-- Exercise aim --
Copy out the data exactly, leaving the pictures behind.

-- Items from an interface collection --
*** Begin section ***

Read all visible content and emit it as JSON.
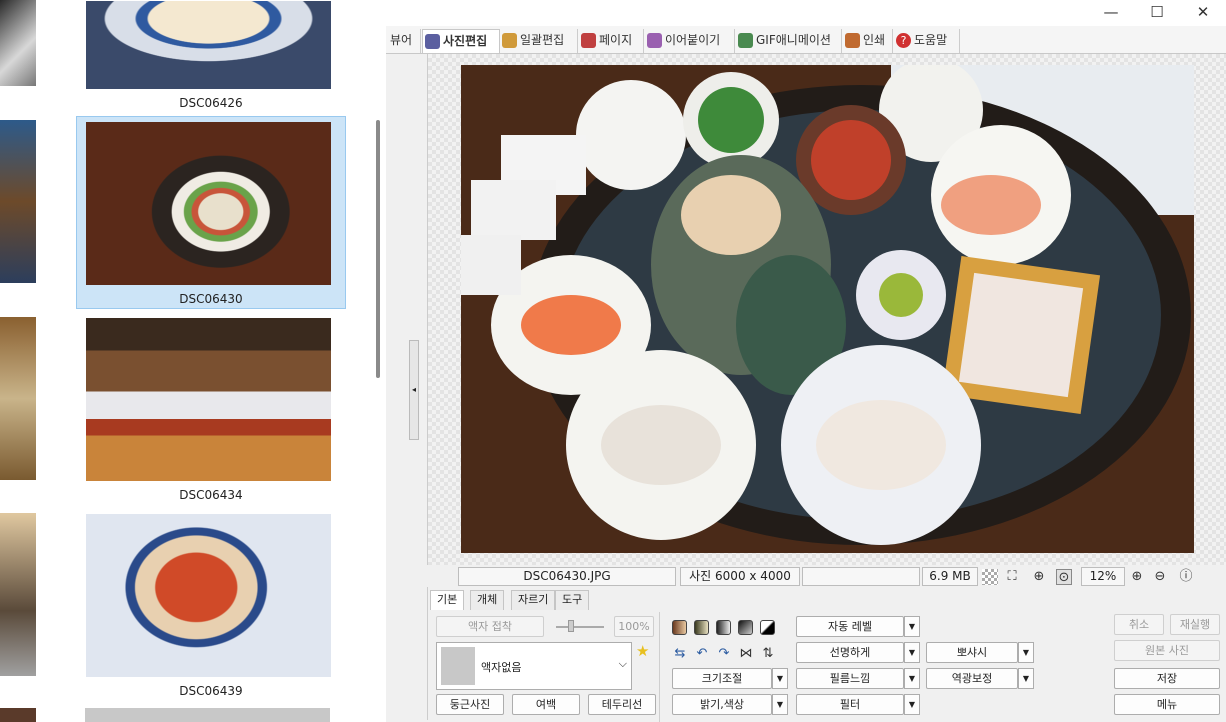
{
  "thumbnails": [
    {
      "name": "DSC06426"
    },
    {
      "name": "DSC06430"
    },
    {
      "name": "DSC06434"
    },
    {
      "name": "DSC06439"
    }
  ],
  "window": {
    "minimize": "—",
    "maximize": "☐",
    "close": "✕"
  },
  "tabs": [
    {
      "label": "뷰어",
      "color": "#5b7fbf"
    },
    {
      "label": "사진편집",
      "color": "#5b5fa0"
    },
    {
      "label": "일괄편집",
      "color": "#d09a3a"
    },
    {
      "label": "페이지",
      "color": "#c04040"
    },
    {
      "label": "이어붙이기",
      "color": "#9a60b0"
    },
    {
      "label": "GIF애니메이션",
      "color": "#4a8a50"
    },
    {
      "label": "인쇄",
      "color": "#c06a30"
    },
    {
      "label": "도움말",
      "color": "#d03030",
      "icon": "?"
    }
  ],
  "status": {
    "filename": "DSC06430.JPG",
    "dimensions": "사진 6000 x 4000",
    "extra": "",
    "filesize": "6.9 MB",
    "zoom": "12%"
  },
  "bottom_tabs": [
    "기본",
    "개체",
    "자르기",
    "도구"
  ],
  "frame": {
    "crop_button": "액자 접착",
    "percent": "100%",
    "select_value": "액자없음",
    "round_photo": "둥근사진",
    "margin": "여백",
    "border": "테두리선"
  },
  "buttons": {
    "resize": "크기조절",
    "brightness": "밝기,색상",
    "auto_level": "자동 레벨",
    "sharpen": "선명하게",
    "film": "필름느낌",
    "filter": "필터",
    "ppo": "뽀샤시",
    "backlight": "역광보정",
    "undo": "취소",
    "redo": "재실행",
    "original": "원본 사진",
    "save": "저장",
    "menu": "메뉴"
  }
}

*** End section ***

-- Exercise answer --
Read all visible content and emit it as JSON.
{
  "thumbnails": [
    {
      "name": "DSC06426"
    },
    {
      "name": "DSC06430"
    },
    {
      "name": "DSC06434"
    },
    {
      "name": "DSC06439"
    }
  ],
  "window": {
    "minimize": "—",
    "maximize": "☐",
    "close": "✕"
  },
  "tabs": [
    {
      "label": "뷰어",
      "color": "#5b7fbf"
    },
    {
      "label": "사진편집",
      "color": "#5b5fa0"
    },
    {
      "label": "일괄편집",
      "color": "#d09a3a"
    },
    {
      "label": "페이지",
      "color": "#c04040"
    },
    {
      "label": "이어붙이기",
      "color": "#9a60b0"
    },
    {
      "label": "GIF애니메이션",
      "color": "#4a8a50"
    },
    {
      "label": "인쇄",
      "color": "#c06a30"
    },
    {
      "label": "도움말",
      "color": "#d03030",
      "icon": "?"
    }
  ],
  "status": {
    "filename": "DSC06430.JPG",
    "dimensions": "사진 6000 x 4000",
    "extra": "",
    "filesize": "6.9 MB",
    "zoom": "12%"
  },
  "bottom_tabs": [
    "기본",
    "개체",
    "자르기",
    "도구"
  ],
  "frame": {
    "crop_button": "액자 접착",
    "percent": "100%",
    "select_value": "액자없음",
    "round_photo": "둥근사진",
    "margin": "여백",
    "border": "테두리선"
  },
  "buttons": {
    "resize": "크기조절",
    "brightness": "밝기,색상",
    "auto_level": "자동 레벨",
    "sharpen": "선명하게",
    "film": "필름느낌",
    "filter": "필터",
    "ppo": "뽀샤시",
    "backlight": "역광보정",
    "undo": "취소",
    "redo": "재실행",
    "original": "원본 사진",
    "save": "저장",
    "menu": "메뉴"
  }
}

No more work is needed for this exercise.